#### The input
= = = = = = =

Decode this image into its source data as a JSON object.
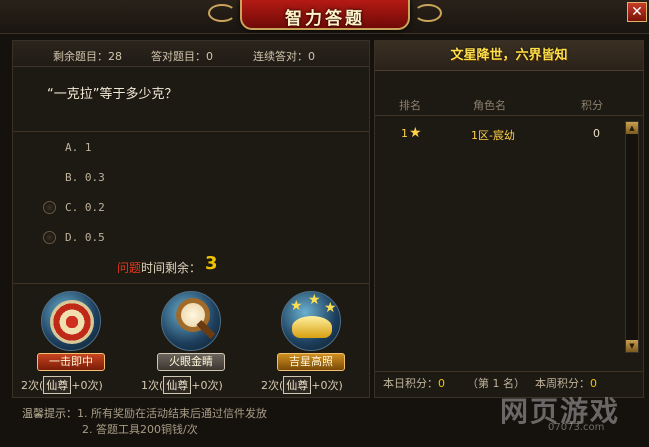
{
  "window": {
    "title": "智力答题",
    "close_icon": "close-icon"
  },
  "stats": {
    "remaining_label": "剩余题目：28",
    "correct_label": "答对题目：0",
    "streak_label": "连续答对：0"
  },
  "question": {
    "text": "“一克拉”等于多少克？",
    "options": [
      "A. 1",
      "B. 0.3",
      "C. 0.2",
      "D. 0.5"
    ]
  },
  "timer": {
    "red_part": "问题",
    "rest": "时间剩余：",
    "value": "3"
  },
  "tools": [
    {
      "label": "一击即中",
      "count": "2次(",
      "box": "仙尊",
      "extra": "+0次)"
    },
    {
      "label": "火眼金睛",
      "count": "1次(",
      "box": "仙尊",
      "extra": "+0次)"
    },
    {
      "label": "吉星高照",
      "count": "2次(",
      "box": "仙尊",
      "extra": "+0次)"
    }
  ],
  "tips": {
    "label": "温馨提示：",
    "line1": "1. 所有奖励在活动结束后通过信件发放",
    "line2": "2. 答题工具200铜钱/次"
  },
  "ranking": {
    "banner": "文星降世，六界皆知",
    "headers": [
      "排名",
      "角色名",
      "积分"
    ],
    "rows": [
      {
        "rank": "1",
        "name": "1区-宸幼",
        "points": "0"
      }
    ]
  },
  "scores": {
    "today_label": "本日积分：",
    "today_value": "0",
    "rank_label": "（第 1 名）",
    "week_label": "本周积分：",
    "week_value": "0"
  },
  "watermark": {
    "main": "网页游戏",
    "sub": "07073.com"
  }
}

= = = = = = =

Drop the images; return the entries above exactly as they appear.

Decode this image into its source data as a JSON object.
{
  "window": {
    "title": "智力答题",
    "close_icon": "close-icon"
  },
  "stats": {
    "remaining_label": "剩余题目：28",
    "correct_label": "答对题目：0",
    "streak_label": "连续答对：0"
  },
  "question": {
    "text": "“一克拉”等于多少克？",
    "options": [
      "A. 1",
      "B. 0.3",
      "C. 0.2",
      "D. 0.5"
    ]
  },
  "timer": {
    "red_part": "问题",
    "rest": "时间剩余：",
    "value": "3"
  },
  "tools": [
    {
      "label": "一击即中",
      "count": "2次(",
      "box": "仙尊",
      "extra": "+0次)"
    },
    {
      "label": "火眼金睛",
      "count": "1次(",
      "box": "仙尊",
      "extra": "+0次)"
    },
    {
      "label": "吉星高照",
      "count": "2次(",
      "box": "仙尊",
      "extra": "+0次)"
    }
  ],
  "tips": {
    "label": "温馨提示：",
    "line1": "1. 所有奖励在活动结束后通过信件发放",
    "line2": "2. 答题工具200铜钱/次"
  },
  "ranking": {
    "banner": "文星降世，六界皆知",
    "headers": [
      "排名",
      "角色名",
      "积分"
    ],
    "rows": [
      {
        "rank": "1",
        "name": "1区-宸幼",
        "points": "0"
      }
    ]
  },
  "scores": {
    "today_label": "本日积分：",
    "today_value": "0",
    "rank_label": "（第 1 名）",
    "week_label": "本周积分：",
    "week_value": "0"
  },
  "watermark": {
    "main": "网页游戏",
    "sub": "07073.com"
  }
}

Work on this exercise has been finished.